The Investigation

Jim and Allen were suspended and an investigation occurred. Credibility was at issue and the investigator’s made the conclusions that Emma’s entire statement was “believable because her credibility remains strong” and that Emma “presented as a very honest witness” who spoke of her own part in previous joking with Allen and Jim. In cross-examination the investigator was questioned on some inconsistencies in Emma’s version with the attempt to undermine the credibility finding.

The Arbitration Finding

The Arbitration Board set out on the difficult task of determining the facts of the case. They relied on cautions seen in Faryna v. Chorney [1952] 2 D.L.R. 354 (B.C.C.A.) at 357, which we have seen referenced commonly and which relates specifically to the considerations necessary to determine credibility. One of the more important points in this award is the difference in the assessment tool of the Arbitration Panel and the internal investigation. Although they reach, essentially, the same conclusion, one is based on statements like “presented as a very honest witness”, which is open to attack and interpretation and the other is based on a reasoned, methodical analysis, supported by the jurisprudence related to the topic. After careful consideration, the Panel preferred Emma’s version of the events that day and upheld the dismissal of Allen. The Panel substituted a suspension for Jim, with the reasoning that he was not as involved in the direct actions against Emma (not undoing her pants or making the threats or comments later in the day) and that he made several attempts to determine if Emma was okay, showing some concern for her well-being. The Panel concluded that Jim was disentitled to any back pay (for over 3 years) or other compensation.

To Consider

I ask myself: What part did the permissive environment play in this case? Why does almost every environment consider itself somehow special to the point where activities like this can be condoned by management? By people who are supposed to be leaders in the organization?
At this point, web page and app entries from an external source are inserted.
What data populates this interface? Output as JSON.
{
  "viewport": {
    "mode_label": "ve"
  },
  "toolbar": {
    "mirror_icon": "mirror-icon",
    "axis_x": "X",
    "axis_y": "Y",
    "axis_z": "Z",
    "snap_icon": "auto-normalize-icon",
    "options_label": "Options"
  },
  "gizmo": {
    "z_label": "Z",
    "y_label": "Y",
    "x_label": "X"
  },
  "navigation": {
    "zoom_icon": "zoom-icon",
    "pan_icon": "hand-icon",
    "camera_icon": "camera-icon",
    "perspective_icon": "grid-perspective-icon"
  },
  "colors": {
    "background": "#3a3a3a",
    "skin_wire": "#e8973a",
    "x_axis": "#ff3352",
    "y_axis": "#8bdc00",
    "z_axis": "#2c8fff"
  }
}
I ask myself how I do my job, investigating and training. Is it simply enough to believe a witness, how do I determine credibility, and how would I answer cross-examination on the cases I am currently working on. How do I affect the individuals I encounter and the organizations that come out to training or hire us to conduct investigations?

I, for one, wish to do all I can to limit this type of behaviour in all workplaces, no matter how unique they deem themselves. For my part, I’ll help train managers to recognize their responsibilities and duties in eliminating these examples and I’ll train investigators to ask themselves just what they will do when faced with cross-examination related to their investigative techniques and conclusions.